Each record below should appear again exactly as written.

***** TASK DATA *****

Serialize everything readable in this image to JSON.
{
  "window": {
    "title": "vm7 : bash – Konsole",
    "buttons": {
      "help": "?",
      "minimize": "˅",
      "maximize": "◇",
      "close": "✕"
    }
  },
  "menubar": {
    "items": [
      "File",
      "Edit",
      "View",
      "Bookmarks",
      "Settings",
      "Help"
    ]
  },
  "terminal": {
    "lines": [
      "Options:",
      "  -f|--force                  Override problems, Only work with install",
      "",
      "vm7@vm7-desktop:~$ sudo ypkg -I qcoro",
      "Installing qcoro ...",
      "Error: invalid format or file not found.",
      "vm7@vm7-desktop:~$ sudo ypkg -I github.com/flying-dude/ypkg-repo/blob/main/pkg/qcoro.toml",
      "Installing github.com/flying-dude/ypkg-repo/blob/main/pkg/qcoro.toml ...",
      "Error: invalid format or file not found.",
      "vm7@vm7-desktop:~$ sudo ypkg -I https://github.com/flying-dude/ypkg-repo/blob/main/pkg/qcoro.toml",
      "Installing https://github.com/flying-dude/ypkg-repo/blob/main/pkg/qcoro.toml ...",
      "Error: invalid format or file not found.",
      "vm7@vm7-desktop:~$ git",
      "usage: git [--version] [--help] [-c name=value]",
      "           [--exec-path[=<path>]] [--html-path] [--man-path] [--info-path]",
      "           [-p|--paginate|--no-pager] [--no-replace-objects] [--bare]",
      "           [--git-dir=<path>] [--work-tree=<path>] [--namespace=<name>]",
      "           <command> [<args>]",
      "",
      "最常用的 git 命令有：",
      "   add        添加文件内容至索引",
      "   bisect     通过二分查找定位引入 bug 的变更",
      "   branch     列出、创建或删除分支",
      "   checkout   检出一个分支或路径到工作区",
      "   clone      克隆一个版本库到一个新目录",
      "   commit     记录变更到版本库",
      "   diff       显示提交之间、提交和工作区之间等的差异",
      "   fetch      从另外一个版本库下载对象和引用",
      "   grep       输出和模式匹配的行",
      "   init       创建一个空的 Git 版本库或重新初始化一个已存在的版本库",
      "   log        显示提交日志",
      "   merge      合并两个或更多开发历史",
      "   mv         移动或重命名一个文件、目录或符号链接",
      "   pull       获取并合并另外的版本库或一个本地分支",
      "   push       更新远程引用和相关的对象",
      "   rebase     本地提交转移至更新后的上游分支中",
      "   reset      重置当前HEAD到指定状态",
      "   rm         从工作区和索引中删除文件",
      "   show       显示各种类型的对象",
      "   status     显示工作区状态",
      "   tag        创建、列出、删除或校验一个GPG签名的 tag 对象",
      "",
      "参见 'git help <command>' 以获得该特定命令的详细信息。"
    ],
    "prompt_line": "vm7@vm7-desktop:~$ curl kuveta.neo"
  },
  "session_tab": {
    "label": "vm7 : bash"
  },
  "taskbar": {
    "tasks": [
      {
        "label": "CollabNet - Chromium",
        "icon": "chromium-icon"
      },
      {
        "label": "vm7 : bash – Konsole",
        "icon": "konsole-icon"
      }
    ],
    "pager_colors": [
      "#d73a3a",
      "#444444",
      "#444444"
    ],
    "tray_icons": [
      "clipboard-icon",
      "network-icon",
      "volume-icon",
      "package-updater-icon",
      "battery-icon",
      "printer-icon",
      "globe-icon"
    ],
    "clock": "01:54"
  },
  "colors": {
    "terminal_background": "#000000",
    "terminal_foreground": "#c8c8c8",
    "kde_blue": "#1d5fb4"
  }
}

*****

> **RESPONSE TO THIS EXERCISE**:
Serialize everything readable in this image to JSON.
{
  "window": {
    "title": "vm7 : bash – Konsole",
    "buttons": {
      "help": "?",
      "minimize": "˅",
      "maximize": "◇",
      "close": "✕"
    }
  },
  "menubar": {
    "items": [
      "File",
      "Edit",
      "View",
      "Bookmarks",
      "Settings",
      "Help"
    ]
  },
  "terminal": {
    "lines": [
      "Options:",
      "  -f|--force                  Override problems, Only work with install",
      "",
      "vm7@vm7-desktop:~$ sudo ypkg -I qcoro",
      "Installing qcoro ...",
      "Error: invalid format or file not found.",
      "vm7@vm7-desktop:~$ sudo ypkg -I github.com/flying-dude/ypkg-repo/blob/main/pkg/qcoro.toml",
      "Installing github.com/flying-dude/ypkg-repo/blob/main/pkg/qcoro.toml ...",
      "Error: invalid format or file not found.",
      "vm7@vm7-desktop:~$ sudo ypkg -I https://github.com/flying-dude/ypkg-repo/blob/main/pkg/qcoro.toml",
      "Installing https://github.com/flying-dude/ypkg-repo/blob/main/pkg/qcoro.toml ...",
      "Error: invalid format or file not found.",
      "vm7@vm7-desktop:~$ git",
      "usage: git [--version] [--help] [-c name=value]",
      "           [--exec-path[=<path>]] [--html-path] [--man-path] [--info-path]",
      "           [-p|--paginate|--no-pager] [--no-replace-objects] [--bare]",
      "           [--git-dir=<path>] [--work-tree=<path>] [--namespace=<name>]",
      "           <command> [<args>]",
      "",
      "最常用的 git 命令有：",
      "   add        添加文件内容至索引",
      "   bisect     通过二分查找定位引入 bug 的变更",
      "   branch     列出、创建或删除分支",
      "   checkout   检出一个分支或路径到工作区",
      "   clone      克隆一个版本库到一个新目录",
      "   commit     记录变更到版本库",
      "   diff       显示提交之间、提交和工作区之间等的差异",
      "   fetch      从另外一个版本库下载对象和引用",
      "   grep       输出和模式匹配的行",
      "   init       创建一个空的 Git 版本库或重新初始化一个已存在的版本库",
      "   log        显示提交日志",
      "   merge      合并两个或更多开发历史",
      "   mv         移动或重命名一个文件、目录或符号链接",
      "   pull       获取并合并另外的版本库或一个本地分支",
      "   push       更新远程引用和相关的对象",
      "   rebase     本地提交转移至更新后的上游分支中",
      "   reset      重置当前HEAD到指定状态",
      "   rm         从工作区和索引中删除文件",
      "   show       显示各种类型的对象",
      "   status     显示工作区状态",
      "   tag        创建、列出、删除或校验一个GPG签名的 tag 对象",
      "",
      "参见 'git help <command>' 以获得该特定命令的详细信息。"
    ],
    "prompt_line": "vm7@vm7-desktop:~$ curl kuveta.neo"
  },
  "session_tab": {
    "label": "vm7 : bash"
  },
  "taskbar": {
    "tasks": [
      {
        "label": "CollabNet - Chromium",
        "icon": "chromium-icon"
      },
      {
        "label": "vm7 : bash – Konsole",
        "icon": "konsole-icon"
      }
    ],
    "pager_colors": [
      "#d73a3a",
      "#444444",
      "#444444"
    ],
    "tray_icons": [
      "clipboard-icon",
      "network-icon",
      "volume-icon",
      "package-updater-icon",
      "battery-icon",
      "printer-icon",
      "globe-icon"
    ],
    "clock": "01:54"
  },
  "colors": {
    "terminal_background": "#000000",
    "terminal_foreground": "#c8c8c8",
    "kde_blue": "#1d5fb4"
  }
}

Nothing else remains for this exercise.